DATA RECORDS: Begin

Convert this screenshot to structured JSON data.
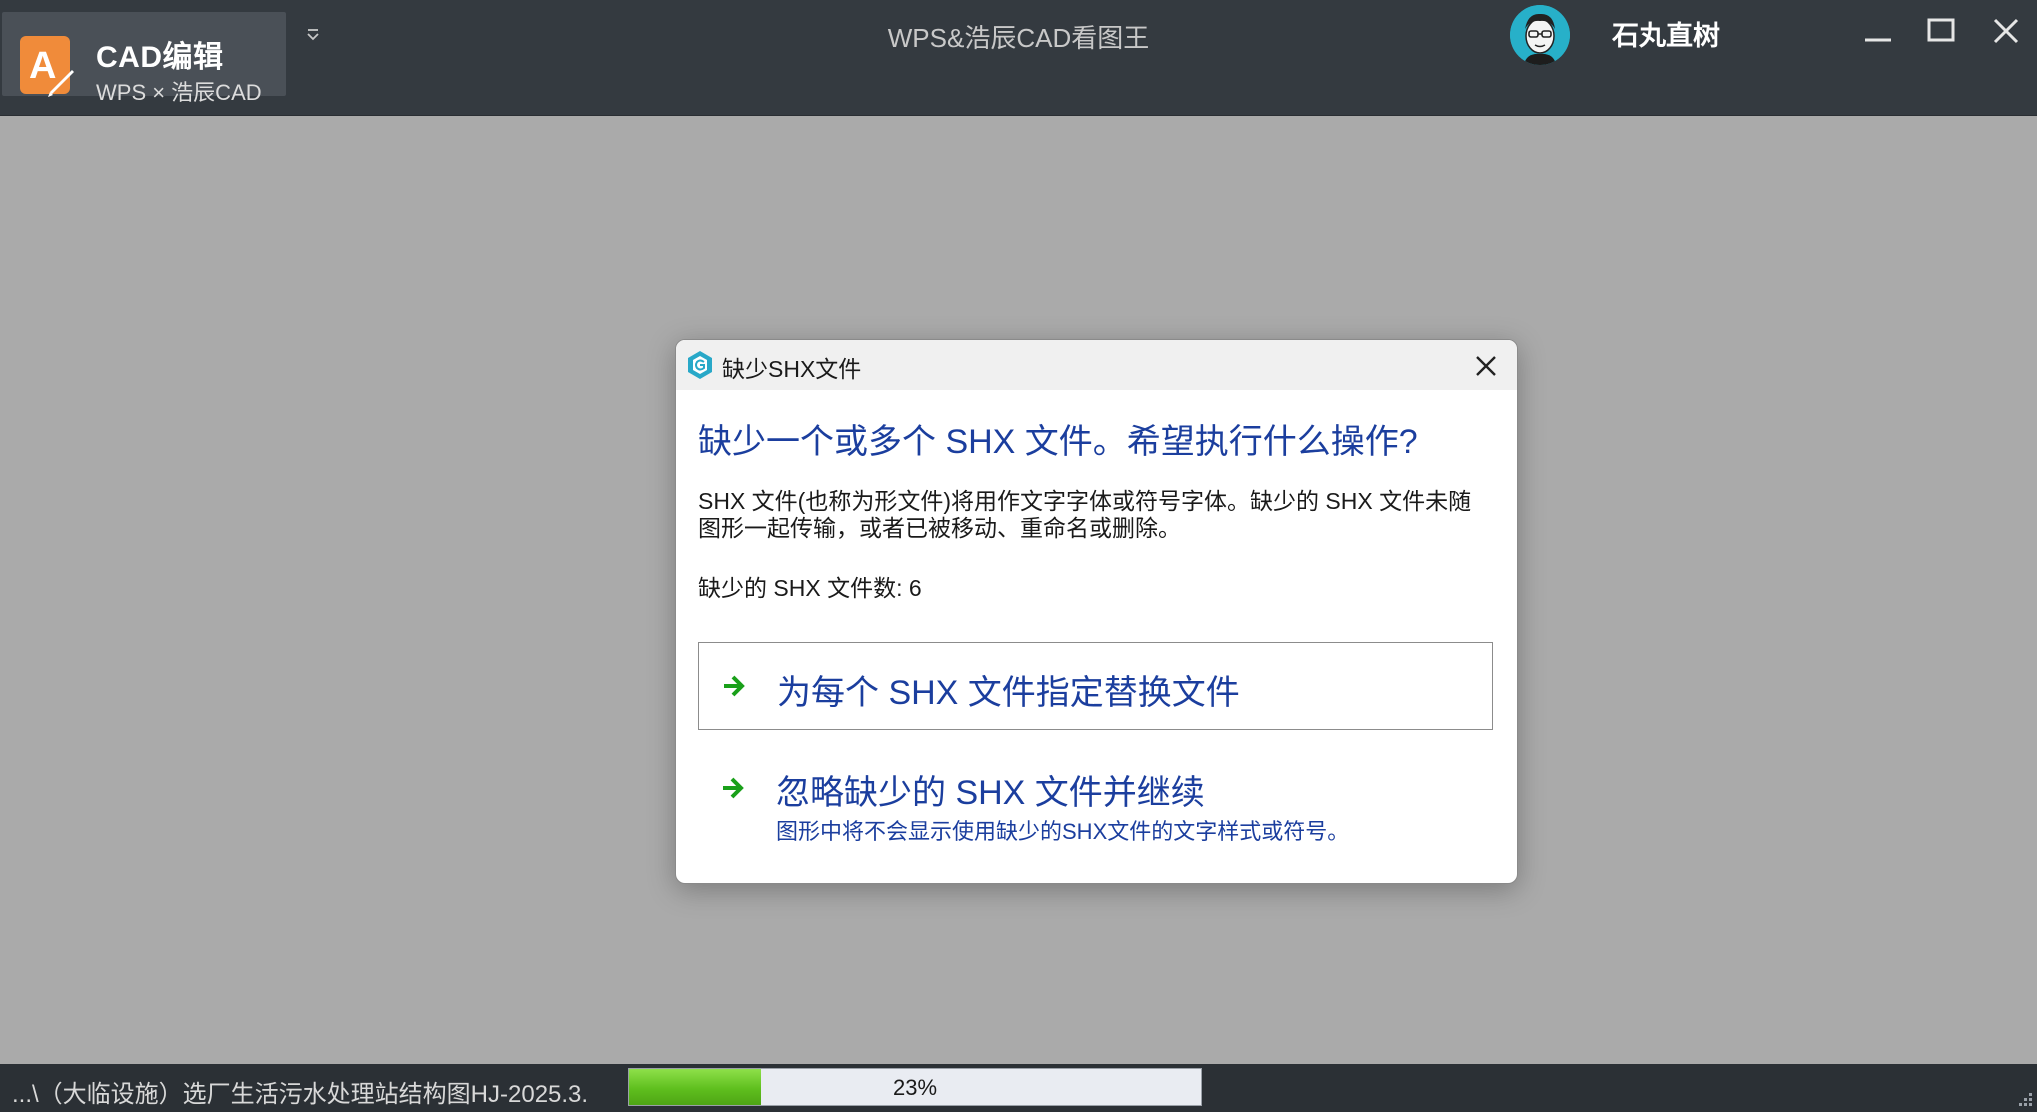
{
  "app": {
    "name": "CAD编辑",
    "subtitle": "WPS × 浩辰CAD",
    "window_title": "WPS&浩辰CAD看图王",
    "username": "石丸直树",
    "brand_color": "#f08b3a"
  },
  "window_controls": {
    "icons": [
      "minimize-icon",
      "maximize-icon",
      "close-icon"
    ]
  },
  "dialog": {
    "title": "缺少SHX文件",
    "heading": "缺少一个或多个 SHX 文件。希望执行什么操作?",
    "description": "SHX 文件(也称为形文件)将用作文字字体或符号字体。缺少的 SHX 文件未随图形一起传输，或者已被移动、重命名或删除。",
    "missing_count_text": "缺少的 SHX 文件数: 6",
    "options": [
      {
        "label": "为每个 SHX 文件指定替换文件",
        "note": ""
      },
      {
        "label": "忽略缺少的 SHX 文件并继续",
        "note": "图形中将不会显示使用缺少的SHX文件的文字样式或符号。"
      }
    ],
    "arrow_color": "#1aa01a",
    "heading_color": "#1b3e9e"
  },
  "status": {
    "file_text": "...\\（大临设施）选厂生活污水处理站结构图HJ-2025.3.",
    "progress_percent": 23,
    "progress_text": "23%"
  }
}
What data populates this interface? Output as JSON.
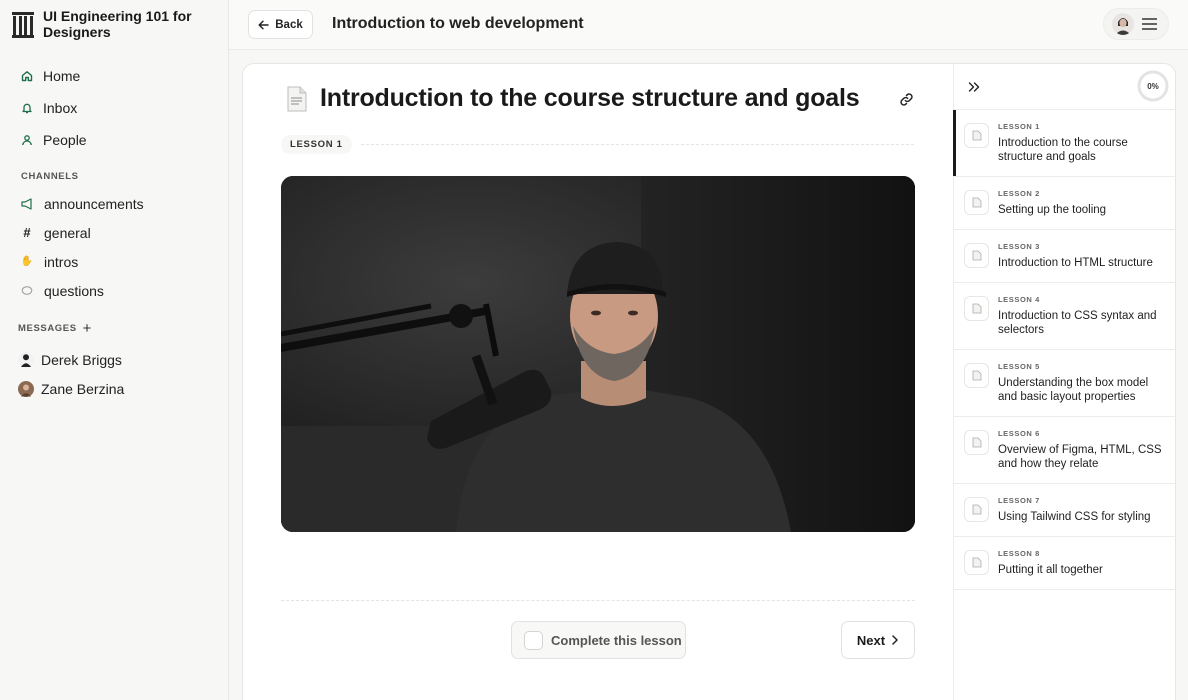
{
  "brand": {
    "title": "UI Engineering 101 for Designers"
  },
  "nav": [
    {
      "label": "Home",
      "icon": "home-icon"
    },
    {
      "label": "Inbox",
      "icon": "bell-icon"
    },
    {
      "label": "People",
      "icon": "person-icon"
    }
  ],
  "channels": {
    "label": "CHANNELS",
    "items": [
      {
        "label": "announcements",
        "icon": "megaphone-icon"
      },
      {
        "label": "general",
        "icon": "hash-icon"
      },
      {
        "label": "intros",
        "icon": "wave-hand-icon"
      },
      {
        "label": "questions",
        "icon": "speech-bubble-icon"
      }
    ]
  },
  "messages": {
    "label": "MESSAGES",
    "items": [
      {
        "label": "Derek Briggs"
      },
      {
        "label": "Zane Berzina"
      }
    ]
  },
  "topbar": {
    "back_label": "Back",
    "course_title": "Introduction to web development"
  },
  "lesson": {
    "title": "Introduction to the course structure and goals",
    "tag": "LESSON 1",
    "complete_label": "Complete this lesson",
    "next_label": "Next"
  },
  "progress": {
    "value": 0,
    "label": "0%"
  },
  "lessons": [
    {
      "num": "LESSON 1",
      "title": "Introduction to the course structure and goals",
      "active": true
    },
    {
      "num": "LESSON 2",
      "title": "Setting up the tooling"
    },
    {
      "num": "LESSON 3",
      "title": "Introduction to HTML structure"
    },
    {
      "num": "LESSON 4",
      "title": "Introduction to CSS syntax and selectors"
    },
    {
      "num": "LESSON 5",
      "title": "Understanding the box model and basic layout properties"
    },
    {
      "num": "LESSON 6",
      "title": "Overview of Figma, HTML, CSS and how they relate"
    },
    {
      "num": "LESSON 7",
      "title": "Using Tailwind CSS for styling"
    },
    {
      "num": "LESSON 8",
      "title": "Putting it all together"
    }
  ],
  "colors": {
    "accent": "#1a1a1a",
    "sidebar_icon": "#1f6f4a"
  }
}
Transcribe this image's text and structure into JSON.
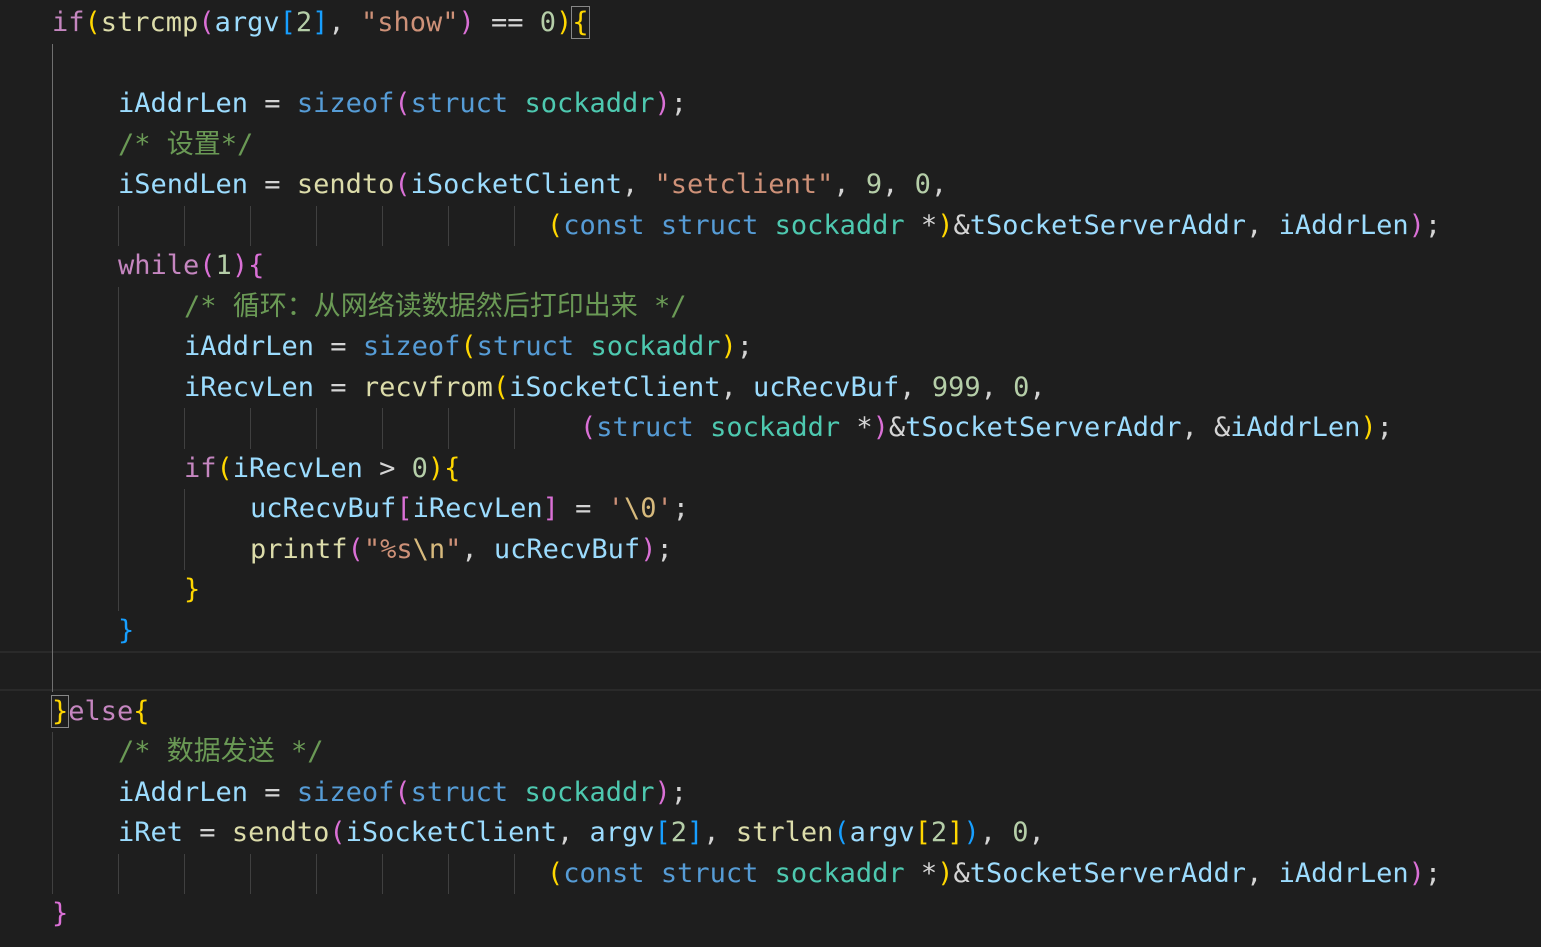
{
  "editor": {
    "language": "c",
    "theme": "dark",
    "colors": {
      "background": "#1e1e1e",
      "keyword_control": "#c586c0",
      "keyword": "#569cd6",
      "function": "#dcdcaa",
      "variable": "#9cdcfe",
      "string": "#ce9178",
      "number": "#b5cea8",
      "type": "#4ec9b0",
      "comment": "#6a9955",
      "bracket_level_1": "#ffd700",
      "bracket_level_2": "#da70d6",
      "bracket_level_3": "#179fff"
    },
    "lines": [
      {
        "indent": 0,
        "tokens": [
          [
            "kw",
            "if"
          ],
          [
            "b1",
            "("
          ],
          [
            "fn",
            "strcmp"
          ],
          [
            "b2",
            "("
          ],
          [
            "var",
            "argv"
          ],
          [
            "b3",
            "["
          ],
          [
            "num",
            "2"
          ],
          [
            "b3",
            "]"
          ],
          [
            "p",
            ", "
          ],
          [
            "str",
            "\"show\""
          ],
          [
            "b2",
            ")"
          ],
          [
            "p",
            " == "
          ],
          [
            "num",
            "0"
          ],
          [
            "b1",
            ")"
          ],
          [
            "b1m",
            "{"
          ]
        ]
      },
      {
        "indent": 0,
        "tokens": []
      },
      {
        "indent": 4,
        "tokens": [
          [
            "var",
            "iAddrLen"
          ],
          [
            "p",
            " = "
          ],
          [
            "kwb",
            "sizeof"
          ],
          [
            "b2",
            "("
          ],
          [
            "kwb",
            "struct"
          ],
          [
            "p",
            " "
          ],
          [
            "type",
            "sockaddr"
          ],
          [
            "b2",
            ")"
          ],
          [
            "p",
            ";"
          ]
        ]
      },
      {
        "indent": 4,
        "tokens": [
          [
            "com",
            "/* 设置*/"
          ]
        ]
      },
      {
        "indent": 4,
        "tokens": [
          [
            "var",
            "iSendLen"
          ],
          [
            "p",
            " = "
          ],
          [
            "fn",
            "sendto"
          ],
          [
            "b2",
            "("
          ],
          [
            "var",
            "iSocketClient"
          ],
          [
            "p",
            ", "
          ],
          [
            "str",
            "\"setclient\""
          ],
          [
            "p",
            ", "
          ],
          [
            "num",
            "9"
          ],
          [
            "p",
            ", "
          ],
          [
            "num",
            "0"
          ],
          [
            "p",
            ","
          ]
        ]
      },
      {
        "indent": 30,
        "tokens": [
          [
            "b1",
            "("
          ],
          [
            "kwb",
            "const"
          ],
          [
            "p",
            " "
          ],
          [
            "kwb",
            "struct"
          ],
          [
            "p",
            " "
          ],
          [
            "type",
            "sockaddr"
          ],
          [
            "p",
            " *"
          ],
          [
            "b1",
            ")"
          ],
          [
            "p",
            "&"
          ],
          [
            "var",
            "tSocketServerAddr"
          ],
          [
            "p",
            ", "
          ],
          [
            "var",
            "iAddrLen"
          ],
          [
            "b2",
            ")"
          ],
          [
            "p",
            ";"
          ]
        ]
      },
      {
        "indent": 4,
        "tokens": [
          [
            "kw",
            "while"
          ],
          [
            "b2",
            "("
          ],
          [
            "num",
            "1"
          ],
          [
            "b2",
            ")"
          ],
          [
            "b2",
            "{"
          ]
        ]
      },
      {
        "indent": 8,
        "tokens": [
          [
            "com",
            "/* 循环：从网络读数据然后打印出来 */"
          ]
        ]
      },
      {
        "indent": 8,
        "tokens": [
          [
            "var",
            "iAddrLen"
          ],
          [
            "p",
            " = "
          ],
          [
            "kwb",
            "sizeof"
          ],
          [
            "b1",
            "("
          ],
          [
            "kwb",
            "struct"
          ],
          [
            "p",
            " "
          ],
          [
            "type",
            "sockaddr"
          ],
          [
            "b1",
            ")"
          ],
          [
            "p",
            ";"
          ]
        ]
      },
      {
        "indent": 8,
        "tokens": [
          [
            "var",
            "iRecvLen"
          ],
          [
            "p",
            " = "
          ],
          [
            "fn",
            "recvfrom"
          ],
          [
            "b1",
            "("
          ],
          [
            "var",
            "iSocketClient"
          ],
          [
            "p",
            ", "
          ],
          [
            "var",
            "ucRecvBuf"
          ],
          [
            "p",
            ", "
          ],
          [
            "num",
            "999"
          ],
          [
            "p",
            ", "
          ],
          [
            "num",
            "0"
          ],
          [
            "p",
            ","
          ]
        ]
      },
      {
        "indent": 32,
        "tokens": [
          [
            "b2",
            "("
          ],
          [
            "kwb",
            "struct"
          ],
          [
            "p",
            " "
          ],
          [
            "type",
            "sockaddr"
          ],
          [
            "p",
            " *"
          ],
          [
            "b2",
            ")"
          ],
          [
            "p",
            "&"
          ],
          [
            "var",
            "tSocketServerAddr"
          ],
          [
            "p",
            ", &"
          ],
          [
            "var",
            "iAddrLen"
          ],
          [
            "b1",
            ")"
          ],
          [
            "p",
            ";"
          ]
        ]
      },
      {
        "indent": 8,
        "tokens": [
          [
            "kw",
            "if"
          ],
          [
            "b1",
            "("
          ],
          [
            "var",
            "iRecvLen"
          ],
          [
            "p",
            " > "
          ],
          [
            "num",
            "0"
          ],
          [
            "b1",
            ")"
          ],
          [
            "b1",
            "{"
          ]
        ]
      },
      {
        "indent": 12,
        "tokens": [
          [
            "var",
            "ucRecvBuf"
          ],
          [
            "b2",
            "["
          ],
          [
            "var",
            "iRecvLen"
          ],
          [
            "b2",
            "]"
          ],
          [
            "p",
            " = "
          ],
          [
            "str",
            "'"
          ],
          [
            "esc",
            "\\0"
          ],
          [
            "str",
            "'"
          ],
          [
            "p",
            ";"
          ]
        ]
      },
      {
        "indent": 12,
        "tokens": [
          [
            "fn",
            "printf"
          ],
          [
            "b2",
            "("
          ],
          [
            "str",
            "\"%s"
          ],
          [
            "esc",
            "\\n"
          ],
          [
            "str",
            "\""
          ],
          [
            "p",
            ", "
          ],
          [
            "var",
            "ucRecvBuf"
          ],
          [
            "b2",
            ")"
          ],
          [
            "p",
            ";"
          ]
        ]
      },
      {
        "indent": 8,
        "tokens": [
          [
            "b1",
            "}"
          ]
        ]
      },
      {
        "indent": 4,
        "tokens": [
          [
            "b3",
            "}"
          ]
        ]
      },
      {
        "indent": 0,
        "tokens": []
      },
      {
        "indent": 0,
        "tokens": [
          [
            "b1m",
            "}"
          ],
          [
            "kw",
            "else"
          ],
          [
            "b1",
            "{"
          ]
        ]
      },
      {
        "indent": 4,
        "tokens": [
          [
            "com",
            "/* 数据发送 */"
          ]
        ]
      },
      {
        "indent": 4,
        "tokens": [
          [
            "var",
            "iAddrLen"
          ],
          [
            "p",
            " = "
          ],
          [
            "kwb",
            "sizeof"
          ],
          [
            "b2",
            "("
          ],
          [
            "kwb",
            "struct"
          ],
          [
            "p",
            " "
          ],
          [
            "type",
            "sockaddr"
          ],
          [
            "b2",
            ")"
          ],
          [
            "p",
            ";"
          ]
        ]
      },
      {
        "indent": 4,
        "tokens": [
          [
            "var",
            "iRet"
          ],
          [
            "p",
            " = "
          ],
          [
            "fn",
            "sendto"
          ],
          [
            "b2",
            "("
          ],
          [
            "var",
            "iSocketClient"
          ],
          [
            "p",
            ", "
          ],
          [
            "var",
            "argv"
          ],
          [
            "b3",
            "["
          ],
          [
            "num",
            "2"
          ],
          [
            "b3",
            "]"
          ],
          [
            "p",
            ", "
          ],
          [
            "fn",
            "strlen"
          ],
          [
            "b3",
            "("
          ],
          [
            "var",
            "argv"
          ],
          [
            "b1",
            "["
          ],
          [
            "num",
            "2"
          ],
          [
            "b1",
            "]"
          ],
          [
            "b3",
            ")"
          ],
          [
            "p",
            ", "
          ],
          [
            "num",
            "0"
          ],
          [
            "p",
            ","
          ]
        ]
      },
      {
        "indent": 30,
        "tokens": [
          [
            "b1",
            "("
          ],
          [
            "kwb",
            "const"
          ],
          [
            "p",
            " "
          ],
          [
            "kwb",
            "struct"
          ],
          [
            "p",
            " "
          ],
          [
            "type",
            "sockaddr"
          ],
          [
            "p",
            " *"
          ],
          [
            "b1",
            ")"
          ],
          [
            "p",
            "&"
          ],
          [
            "var",
            "tSocketServerAddr"
          ],
          [
            "p",
            ", "
          ],
          [
            "var",
            "iAddrLen"
          ],
          [
            "b2",
            ")"
          ],
          [
            "p",
            ";"
          ]
        ]
      },
      {
        "indent": 0,
        "tokens": [
          [
            "b2",
            "}"
          ]
        ]
      }
    ]
  }
}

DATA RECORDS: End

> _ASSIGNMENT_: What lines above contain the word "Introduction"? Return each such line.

> _ANSWER_:
    "course_title": "Introduction to web development"
    "title": "Introduction to the course structure and goals",
      "title": "Introduction to the course structure and goals",
      "title": "Introduction to HTML structure"
      "title": "Introduction to CSS syntax and selectors"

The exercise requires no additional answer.